■ **TASK DESCRIPTION**
Each record below should appear again exactly as written.

(App and web page records)
※

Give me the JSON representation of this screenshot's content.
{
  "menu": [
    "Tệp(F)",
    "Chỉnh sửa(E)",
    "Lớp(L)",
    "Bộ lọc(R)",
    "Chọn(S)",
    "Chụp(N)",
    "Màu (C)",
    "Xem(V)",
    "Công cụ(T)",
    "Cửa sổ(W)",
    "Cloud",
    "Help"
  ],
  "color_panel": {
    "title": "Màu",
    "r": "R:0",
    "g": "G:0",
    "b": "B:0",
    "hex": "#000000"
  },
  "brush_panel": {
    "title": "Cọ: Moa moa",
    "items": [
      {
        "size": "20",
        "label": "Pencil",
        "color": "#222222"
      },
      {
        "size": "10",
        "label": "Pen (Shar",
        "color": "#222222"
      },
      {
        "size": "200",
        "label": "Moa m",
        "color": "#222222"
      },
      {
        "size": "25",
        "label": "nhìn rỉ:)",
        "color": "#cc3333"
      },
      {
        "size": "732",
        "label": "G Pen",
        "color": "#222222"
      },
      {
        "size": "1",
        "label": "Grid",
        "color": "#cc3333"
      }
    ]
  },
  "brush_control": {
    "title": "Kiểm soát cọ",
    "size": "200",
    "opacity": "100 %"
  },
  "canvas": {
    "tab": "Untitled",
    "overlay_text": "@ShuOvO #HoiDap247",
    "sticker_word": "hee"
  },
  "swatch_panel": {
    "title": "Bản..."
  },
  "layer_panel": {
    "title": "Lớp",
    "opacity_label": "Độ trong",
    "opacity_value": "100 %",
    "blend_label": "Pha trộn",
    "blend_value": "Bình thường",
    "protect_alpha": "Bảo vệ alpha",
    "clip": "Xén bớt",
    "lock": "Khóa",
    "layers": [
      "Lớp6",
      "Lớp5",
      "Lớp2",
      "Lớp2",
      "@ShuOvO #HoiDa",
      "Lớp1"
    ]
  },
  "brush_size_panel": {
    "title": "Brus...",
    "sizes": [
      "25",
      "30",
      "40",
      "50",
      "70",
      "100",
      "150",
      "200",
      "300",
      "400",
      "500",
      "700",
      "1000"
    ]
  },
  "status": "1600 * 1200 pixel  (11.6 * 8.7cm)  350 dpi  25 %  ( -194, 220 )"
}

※

■ **YOUR RESPONSE**
Give me the JSON representation of this screenshot's content.
{
  "menu": [
    "Tệp(F)",
    "Chỉnh sửa(E)",
    "Lớp(L)",
    "Bộ lọc(R)",
    "Chọn(S)",
    "Chụp(N)",
    "Màu (C)",
    "Xem(V)",
    "Công cụ(T)",
    "Cửa sổ(W)",
    "Cloud",
    "Help"
  ],
  "color_panel": {
    "title": "Màu",
    "r": "R:0",
    "g": "G:0",
    "b": "B:0",
    "hex": "#000000"
  },
  "brush_panel": {
    "title": "Cọ: Moa moa",
    "items": [
      {
        "size": "20",
        "label": "Pencil",
        "color": "#222222"
      },
      {
        "size": "10",
        "label": "Pen (Shar",
        "color": "#222222"
      },
      {
        "size": "200",
        "label": "Moa m",
        "color": "#222222"
      },
      {
        "size": "25",
        "label": "nhìn rỉ:)",
        "color": "#cc3333"
      },
      {
        "size": "732",
        "label": "G Pen",
        "color": "#222222"
      },
      {
        "size": "1",
        "label": "Grid",
        "color": "#cc3333"
      }
    ]
  },
  "brush_control": {
    "title": "Kiểm soát cọ",
    "size": "200",
    "opacity": "100 %"
  },
  "canvas": {
    "tab": "Untitled",
    "overlay_text": "@ShuOvO #HoiDap247",
    "sticker_word": "hee"
  },
  "swatch_panel": {
    "title": "Bản..."
  },
  "layer_panel": {
    "title": "Lớp",
    "opacity_label": "Độ trong",
    "opacity_value": "100 %",
    "blend_label": "Pha trộn",
    "blend_value": "Bình thường",
    "protect_alpha": "Bảo vệ alpha",
    "clip": "Xén bớt",
    "lock": "Khóa",
    "layers": [
      "Lớp6",
      "Lớp5",
      "Lớp2",
      "Lớp2",
      "@ShuOvO #HoiDa",
      "Lớp1"
    ]
  },
  "brush_size_panel": {
    "title": "Brus...",
    "sizes": [
      "25",
      "30",
      "40",
      "50",
      "70",
      "100",
      "150",
      "200",
      "300",
      "400",
      "500",
      "700",
      "1000"
    ]
  },
  "status": "1600 * 1200 pixel  (11.6 * 8.7cm)  350 dpi  25 %  ( -194, 220 )"
}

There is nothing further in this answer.